In Switzerland, there is a current trend for professional tranquility and particularly so in the world of architecture where architects prefer to satisfy their commissions in studied silence. Everything is in the doing and doing as perfectly as possible. All is in how to answer properly, more than in the question itself. Open discussions on any kind of commitment are simply inexistent. Restricting the culture of architecture to the construction of buildings, however, interesting and innovating the project might be, is to limit the field of their discipline.
Architecture has always been about the projection of spaces, whether these might be built or just imagined. If a broader way of embracing the practice is to be admitted, their architect’s position vis-à-vis society and questions of politic could emerge in a smoother way.
The emblematic figure of Claude Parent shows us the difficulties the architect faces when confronted with the power of the establishment.
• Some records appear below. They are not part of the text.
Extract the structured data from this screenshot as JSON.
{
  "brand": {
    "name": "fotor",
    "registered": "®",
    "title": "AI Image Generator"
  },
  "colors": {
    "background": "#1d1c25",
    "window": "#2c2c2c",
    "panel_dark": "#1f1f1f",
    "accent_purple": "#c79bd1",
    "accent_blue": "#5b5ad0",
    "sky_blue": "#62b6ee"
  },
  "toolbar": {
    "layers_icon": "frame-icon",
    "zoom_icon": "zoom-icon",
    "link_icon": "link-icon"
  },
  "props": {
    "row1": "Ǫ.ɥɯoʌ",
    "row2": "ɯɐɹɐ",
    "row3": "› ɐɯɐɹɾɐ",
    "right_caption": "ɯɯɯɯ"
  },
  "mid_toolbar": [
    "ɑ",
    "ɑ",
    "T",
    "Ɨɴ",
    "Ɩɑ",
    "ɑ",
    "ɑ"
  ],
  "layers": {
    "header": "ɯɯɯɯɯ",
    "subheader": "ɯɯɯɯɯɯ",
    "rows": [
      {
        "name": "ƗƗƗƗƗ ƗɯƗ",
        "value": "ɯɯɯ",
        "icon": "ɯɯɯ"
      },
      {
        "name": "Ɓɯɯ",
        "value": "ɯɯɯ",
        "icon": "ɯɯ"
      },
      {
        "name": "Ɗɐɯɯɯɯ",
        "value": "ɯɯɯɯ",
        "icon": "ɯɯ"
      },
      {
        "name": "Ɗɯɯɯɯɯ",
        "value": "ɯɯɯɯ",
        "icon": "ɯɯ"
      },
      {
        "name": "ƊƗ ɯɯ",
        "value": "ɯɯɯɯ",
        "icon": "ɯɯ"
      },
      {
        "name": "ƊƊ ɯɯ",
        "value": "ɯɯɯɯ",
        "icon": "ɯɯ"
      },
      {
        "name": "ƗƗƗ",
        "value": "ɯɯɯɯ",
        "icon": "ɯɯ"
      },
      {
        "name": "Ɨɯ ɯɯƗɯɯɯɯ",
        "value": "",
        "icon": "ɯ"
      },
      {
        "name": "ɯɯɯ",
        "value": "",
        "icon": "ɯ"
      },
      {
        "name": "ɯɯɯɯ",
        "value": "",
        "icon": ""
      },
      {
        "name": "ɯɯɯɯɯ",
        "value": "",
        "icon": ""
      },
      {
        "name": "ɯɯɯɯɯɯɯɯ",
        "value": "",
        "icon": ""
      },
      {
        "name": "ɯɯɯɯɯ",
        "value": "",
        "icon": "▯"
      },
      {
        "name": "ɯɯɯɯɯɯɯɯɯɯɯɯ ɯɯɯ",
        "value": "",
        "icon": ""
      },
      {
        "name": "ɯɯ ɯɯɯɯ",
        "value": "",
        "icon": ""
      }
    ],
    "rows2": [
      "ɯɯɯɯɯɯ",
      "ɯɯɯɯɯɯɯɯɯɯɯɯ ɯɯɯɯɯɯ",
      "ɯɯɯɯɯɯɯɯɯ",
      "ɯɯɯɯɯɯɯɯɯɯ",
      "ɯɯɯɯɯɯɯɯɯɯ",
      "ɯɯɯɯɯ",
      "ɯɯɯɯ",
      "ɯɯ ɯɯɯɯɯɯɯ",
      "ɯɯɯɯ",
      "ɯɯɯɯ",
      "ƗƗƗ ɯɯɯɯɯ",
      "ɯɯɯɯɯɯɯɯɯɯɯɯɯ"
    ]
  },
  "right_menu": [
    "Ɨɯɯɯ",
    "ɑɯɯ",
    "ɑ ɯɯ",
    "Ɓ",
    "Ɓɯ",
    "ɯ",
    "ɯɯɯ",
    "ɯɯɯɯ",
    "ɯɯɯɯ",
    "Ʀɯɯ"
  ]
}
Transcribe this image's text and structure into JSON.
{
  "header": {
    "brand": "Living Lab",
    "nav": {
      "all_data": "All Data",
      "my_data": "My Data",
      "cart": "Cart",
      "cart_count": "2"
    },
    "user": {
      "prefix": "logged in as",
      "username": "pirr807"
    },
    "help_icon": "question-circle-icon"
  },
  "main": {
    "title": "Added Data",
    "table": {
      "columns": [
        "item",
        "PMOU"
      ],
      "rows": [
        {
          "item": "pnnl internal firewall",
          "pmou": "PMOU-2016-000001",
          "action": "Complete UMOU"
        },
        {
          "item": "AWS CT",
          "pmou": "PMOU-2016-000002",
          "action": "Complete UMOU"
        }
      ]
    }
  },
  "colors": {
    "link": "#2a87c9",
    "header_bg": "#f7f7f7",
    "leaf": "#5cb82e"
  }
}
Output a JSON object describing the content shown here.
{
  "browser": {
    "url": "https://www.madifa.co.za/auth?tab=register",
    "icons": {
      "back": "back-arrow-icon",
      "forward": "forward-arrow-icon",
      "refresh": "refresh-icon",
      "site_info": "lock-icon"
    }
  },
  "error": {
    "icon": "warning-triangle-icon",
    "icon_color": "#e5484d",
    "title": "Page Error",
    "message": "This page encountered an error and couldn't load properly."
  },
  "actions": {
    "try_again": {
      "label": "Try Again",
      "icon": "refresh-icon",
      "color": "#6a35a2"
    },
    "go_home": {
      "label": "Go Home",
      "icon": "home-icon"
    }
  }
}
Designing both sculptural experiments with André Bloc, practicing ‘architectures-principle’ with Paul Virilio and the construction of nuclear power stations, the architect’s work is eponymous of the complexity of the subject.
When it comes to approaching ethically questionable commissions the interrogation is not simply whether an architect is to build, or not, a prison, or whether he or she is right in accepting such a project, but rather how, through his architectural skills and tools, create a zone where debate can arise. Architecture must not shy away from the essential questions regarding institutions as powerful, violent and determining as a jailhouse and even more so in a period of global over-crowding.
Somewhere Between the area of scientific experimentation and the socio-psychological tests carried out byStanley Milgram or Philip Zimbardo in the 1970’s, PAROLEis a proposal to open the debate of commitment in the field of architecture. Using a partial reproduction of the Geneva prison of Champ-Dollon, today known for its maximum occupancy ratios, adapted precisely to the scale of laboratory mice (1:24), PAROLE is an attempt demonstrates how architecture can seize to the question in hand.
In the tradition of sculptural architecture as defined by Michel Ragon in the sixties, formal experiments can be utilized in order to reveal engagement in the face of social and political issues of any historical time. PAROLE is a symbolical object that defines itself along the borders of art culture, architectural models, and a constrained living space: the cage.
The fragility of its architecture is a reflection of the precarious situation of a profession sitting uneasily between cultural and historical roots and the inevitable search for power and control, between the architect-builder and the utopist one systematically refusing the system.
A small booklet presenting newspaper cuts from the past years accompanied the exhibited object.